Tuesday, November 19, 2013


In "The Lecture Works, and It Always Has," Collin Garbarino, a history professor, expresses his annoyance with critics of a time-tested educational tool:
It’s not the lecture; it’s the lecturers. .... Why don’t students develop a passion for the material? Probably their teachers don’t demonstrate a passion. Curiosity and excitement are contagious, even in a lecture.

Of course most bad lecturers aren’t lazy or disengaged. They just haven’t been taught what a good lecture looks like. They do not understand fundamental principles of rhetoric and public speaking. Some teachers know what a good lecture looks like, but they do not have the time or energy to actually create a good lecture. .... Excellent lectures take time. Sometimes there’s just no time.

Can we please stop blaming the lecture? I’m the first to admit that not all lectures are good. But that’s true of all media. Not all books are good. Not all blog posts are good. Probably most books published last year were not worth reading. Certainly most blog posts written last year were not worth reading. Even though most lectures might be bad, it doesn’t mean that the lecture itself is to blame.

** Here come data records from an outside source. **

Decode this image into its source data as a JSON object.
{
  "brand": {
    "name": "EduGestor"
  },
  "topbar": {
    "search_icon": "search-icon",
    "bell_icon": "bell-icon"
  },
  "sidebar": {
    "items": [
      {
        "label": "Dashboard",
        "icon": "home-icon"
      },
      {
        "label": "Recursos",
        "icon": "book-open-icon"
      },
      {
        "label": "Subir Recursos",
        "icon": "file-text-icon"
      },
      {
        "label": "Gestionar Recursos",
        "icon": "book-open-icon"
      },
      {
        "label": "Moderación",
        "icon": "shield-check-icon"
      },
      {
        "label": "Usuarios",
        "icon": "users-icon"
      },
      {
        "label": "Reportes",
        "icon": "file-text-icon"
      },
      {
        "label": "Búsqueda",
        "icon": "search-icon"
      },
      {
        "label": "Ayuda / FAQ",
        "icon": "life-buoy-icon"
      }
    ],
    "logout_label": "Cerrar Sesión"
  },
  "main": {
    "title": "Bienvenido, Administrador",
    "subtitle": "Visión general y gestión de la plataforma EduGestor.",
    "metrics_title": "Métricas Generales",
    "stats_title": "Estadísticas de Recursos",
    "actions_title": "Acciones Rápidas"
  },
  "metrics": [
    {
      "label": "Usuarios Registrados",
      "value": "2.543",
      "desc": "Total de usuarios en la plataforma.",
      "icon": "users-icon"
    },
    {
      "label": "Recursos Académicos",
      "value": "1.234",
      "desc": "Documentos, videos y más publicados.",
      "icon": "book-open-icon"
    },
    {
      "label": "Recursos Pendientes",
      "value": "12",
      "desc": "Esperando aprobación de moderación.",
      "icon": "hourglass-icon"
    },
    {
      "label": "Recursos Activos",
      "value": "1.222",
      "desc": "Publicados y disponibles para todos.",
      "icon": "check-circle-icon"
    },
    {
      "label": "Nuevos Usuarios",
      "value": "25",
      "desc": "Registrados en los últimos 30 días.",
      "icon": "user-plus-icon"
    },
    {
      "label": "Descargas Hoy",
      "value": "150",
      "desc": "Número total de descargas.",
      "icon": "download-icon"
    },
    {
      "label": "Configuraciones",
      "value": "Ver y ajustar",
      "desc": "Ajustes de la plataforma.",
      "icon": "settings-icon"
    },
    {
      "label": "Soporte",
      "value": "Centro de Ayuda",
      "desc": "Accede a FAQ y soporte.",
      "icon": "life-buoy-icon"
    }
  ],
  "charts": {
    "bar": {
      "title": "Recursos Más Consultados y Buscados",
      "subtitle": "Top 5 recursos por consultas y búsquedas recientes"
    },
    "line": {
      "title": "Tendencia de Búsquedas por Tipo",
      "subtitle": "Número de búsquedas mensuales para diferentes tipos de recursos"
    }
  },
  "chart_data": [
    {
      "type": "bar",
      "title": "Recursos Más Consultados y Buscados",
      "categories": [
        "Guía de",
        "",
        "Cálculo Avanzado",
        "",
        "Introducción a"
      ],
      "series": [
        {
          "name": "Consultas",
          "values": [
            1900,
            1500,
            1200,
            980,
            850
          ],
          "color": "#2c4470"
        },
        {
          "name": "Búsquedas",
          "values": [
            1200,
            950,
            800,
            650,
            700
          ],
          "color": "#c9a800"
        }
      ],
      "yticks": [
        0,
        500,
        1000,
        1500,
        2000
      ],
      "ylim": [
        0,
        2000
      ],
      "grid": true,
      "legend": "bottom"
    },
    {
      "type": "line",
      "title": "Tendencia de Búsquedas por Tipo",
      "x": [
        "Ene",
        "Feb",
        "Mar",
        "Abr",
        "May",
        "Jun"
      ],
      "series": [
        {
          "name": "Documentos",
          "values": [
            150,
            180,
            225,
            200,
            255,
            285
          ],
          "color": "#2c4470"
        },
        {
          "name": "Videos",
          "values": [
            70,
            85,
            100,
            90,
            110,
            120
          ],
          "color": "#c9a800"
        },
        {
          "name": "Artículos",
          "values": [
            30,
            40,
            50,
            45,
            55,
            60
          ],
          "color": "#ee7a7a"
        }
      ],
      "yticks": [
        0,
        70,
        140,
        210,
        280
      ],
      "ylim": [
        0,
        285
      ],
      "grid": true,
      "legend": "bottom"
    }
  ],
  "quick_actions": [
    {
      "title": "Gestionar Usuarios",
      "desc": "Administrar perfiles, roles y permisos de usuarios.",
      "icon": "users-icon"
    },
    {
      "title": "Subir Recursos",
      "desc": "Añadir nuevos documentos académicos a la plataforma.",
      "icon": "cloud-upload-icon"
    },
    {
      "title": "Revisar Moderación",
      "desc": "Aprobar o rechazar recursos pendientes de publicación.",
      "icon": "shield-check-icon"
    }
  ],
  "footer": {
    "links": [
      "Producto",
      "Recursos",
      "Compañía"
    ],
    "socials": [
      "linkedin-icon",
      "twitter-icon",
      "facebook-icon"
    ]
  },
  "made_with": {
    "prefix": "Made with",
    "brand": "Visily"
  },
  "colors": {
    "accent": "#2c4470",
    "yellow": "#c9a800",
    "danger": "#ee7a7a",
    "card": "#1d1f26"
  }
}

For most content areas, the lecture remains the best medium for educating a large group. .... [more]
And the best method for small groups, Garbarino agrees, is the seminar/discussion group, assuming the students know enough to question and discuss — they have done the reading.

It seems to me that the observations above apply equally to sermons. Sermons are essentially lectures. If they are boring, the problem is probably the preacher.